> [Data extract]:
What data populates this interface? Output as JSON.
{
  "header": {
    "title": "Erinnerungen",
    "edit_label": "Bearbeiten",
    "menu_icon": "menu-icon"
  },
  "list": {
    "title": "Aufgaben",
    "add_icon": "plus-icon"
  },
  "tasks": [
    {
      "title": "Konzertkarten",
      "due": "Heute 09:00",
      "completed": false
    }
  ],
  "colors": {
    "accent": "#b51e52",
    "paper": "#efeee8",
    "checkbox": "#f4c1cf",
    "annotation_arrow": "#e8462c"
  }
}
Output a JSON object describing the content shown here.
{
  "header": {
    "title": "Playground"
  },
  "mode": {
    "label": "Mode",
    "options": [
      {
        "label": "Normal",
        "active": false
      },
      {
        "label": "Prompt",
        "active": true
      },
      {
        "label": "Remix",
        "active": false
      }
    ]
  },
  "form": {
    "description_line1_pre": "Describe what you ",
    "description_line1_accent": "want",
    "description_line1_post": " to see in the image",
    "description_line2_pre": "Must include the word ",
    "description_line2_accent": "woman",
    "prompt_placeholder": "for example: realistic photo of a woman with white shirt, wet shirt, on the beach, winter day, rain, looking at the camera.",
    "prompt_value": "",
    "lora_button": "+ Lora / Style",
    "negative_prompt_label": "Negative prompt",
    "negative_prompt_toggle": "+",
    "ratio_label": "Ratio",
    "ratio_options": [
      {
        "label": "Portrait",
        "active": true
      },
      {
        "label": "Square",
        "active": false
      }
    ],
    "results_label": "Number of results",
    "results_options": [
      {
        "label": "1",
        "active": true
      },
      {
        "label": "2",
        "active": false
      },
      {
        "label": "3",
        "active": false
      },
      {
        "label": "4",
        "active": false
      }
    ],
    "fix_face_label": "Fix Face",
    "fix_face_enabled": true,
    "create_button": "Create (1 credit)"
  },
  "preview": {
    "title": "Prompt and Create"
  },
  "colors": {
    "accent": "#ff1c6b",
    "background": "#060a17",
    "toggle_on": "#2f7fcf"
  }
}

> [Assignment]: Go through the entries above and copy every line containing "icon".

> [Solution to this exercise]:
    "menu_icon": "menu-icon"
    "add_icon": "plus-icon"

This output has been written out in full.